Dr. Engali's picture

Or maybe Richard Head....wait he's already on the forum.

Common_Cents22's picture

is there a Mike Hunt in the house?   or Dick Trickle?  what mean parents would name their kid Richard with a last name like Trickle anyway?

slewie the pi-rat's picture

he certainly doesn't understand why people "laugh"

maybe he's spent his life studying pies

Catullus's picture

Oh Bond ETFs. I can't think of a worse investment. The banks are going to stuff these things full of garbage debt instruments as they dash for the exits.

Schmuck Raker's picture

"...ETFs are currently the most innovative corner of the investment management world."

Alarm bells should be going off in everyone's heads right about now.

I should be working's picture

Price is inversely correlated to supply and correlated to demand.

Companies are buying back shares, eg. supply is declining and demand is low.

I would be more worried if Joe-sixpack were buying with both fists.

suckerfishzilla's picture

I would take the lump sum and buy Silver. 

Stax Edwards's picture

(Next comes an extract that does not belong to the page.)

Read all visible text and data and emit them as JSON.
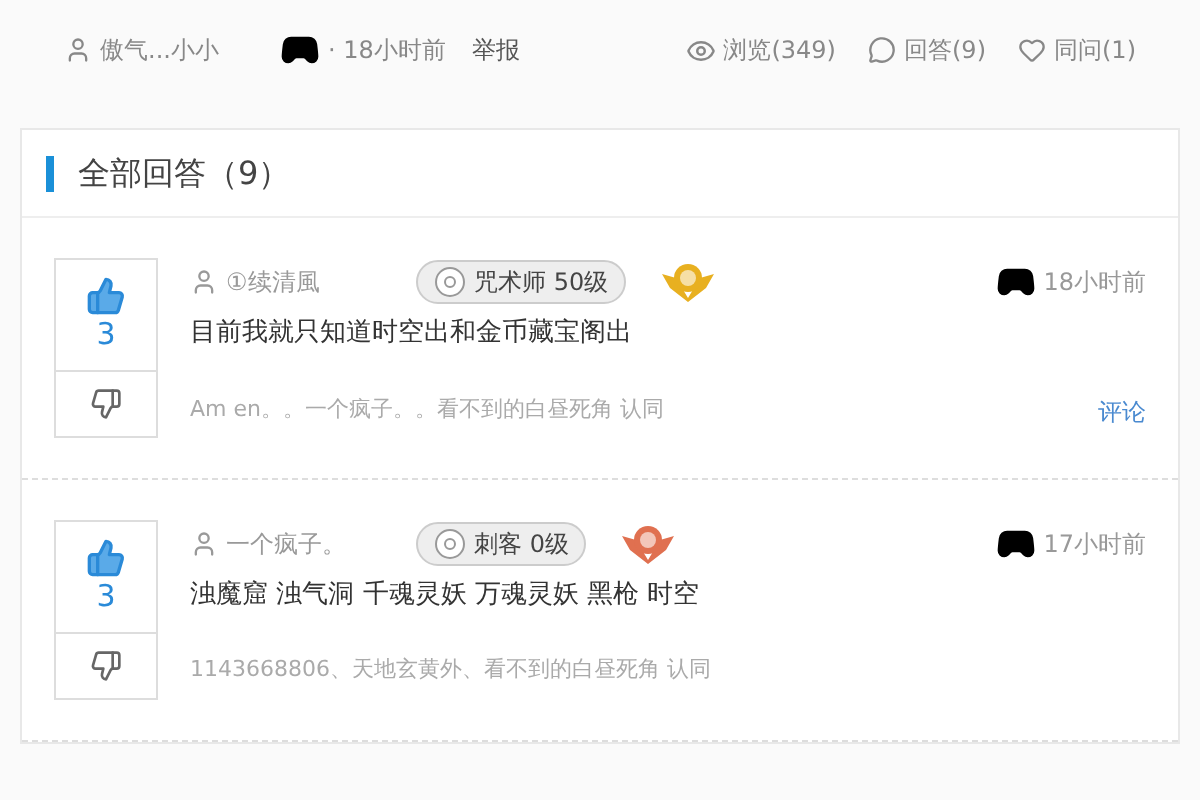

BlackRock is staking its reputation on these ETF's, not to 'sophisticated investors' but to retail mind you.  I think (hope?) it can be done right.  If BlackRock TVIX's the Muppets, heads will roll by god.  I am of the opinion LF is trying to create viable options for retail to express their market views.  If they go the way of the CDO3 Larry is gonna get the noose and I don't mean maybe.  He will have no leg to stand on if he rapes the population once they have waded back into the markets via his huge marketing campaign (for the Vanilla stuff I think it is solid).  That being said he is well aware of that and stands to gain immensely with success of the products or to create another dark cloud over the street.  Being that retail is on the hunt for ETF's they need a simplistic flag system or something where there are say three tiers.  Maybe green yellow red with respect to reasonable hold time.  When I saw order flow lit up to buy TVIX on the huge dip I cringed.  Yikes!  Anyone still knee deep in Credit Suisse's line of ETF's needs to have their head examined.  Ooops.